The key to understanding Burgundy is to familiarize yourself with the names of individual villages or communes such as Meursault, Gevrey-Chambertin or Nuits-St-Georges. Each area is subdivided into individual vineyards which may in turn be divided into many different owners.

This is where it gets really confusing, especially in the Cote d’Or, because this area is so minutely parceled. This in part because the land has been continuously owned by individual small land holders — the combination of the Napoleonic Code, insistence on equal inheritance for every family member and the fact the land is so valuable meant that small family holdings have been divided and subdivided and even subdivided again over generations — as opposed to large estates found in our regions.
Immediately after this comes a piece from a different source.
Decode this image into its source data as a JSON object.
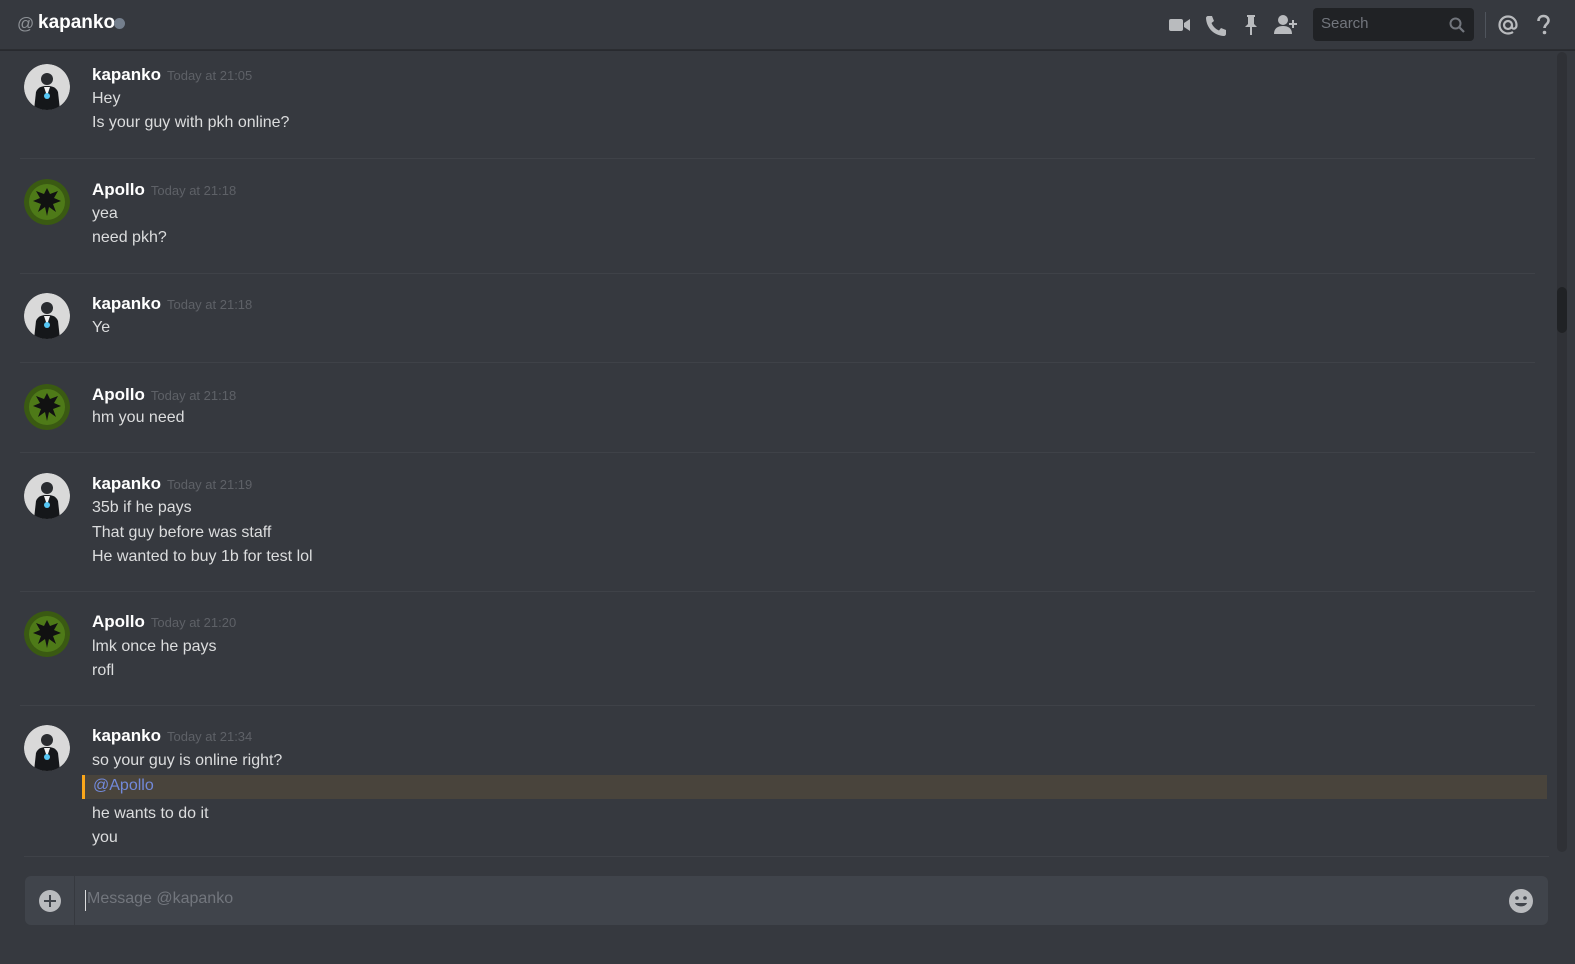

One vineyard or climat, may be owned by many different individuals each sometimes cultivating and bottling just a single row or two of vines.

But the best way to learn about Burgundy is in the glass. In the past week, I have tasted these wines that are distinct examples of the breathtaking intrigue Burgundy wines offer. Each one signifies those undeniable differences in terroir yet all growing with those same simple grapes.


  • 2013 Nicolas Potel Rully 1er Cru La Pucelle, France (about $59 retail)
  • 2014 Nicolas Potel Pernand-Vergelesses 1er Cru Les Fichots, France (about $65 retail)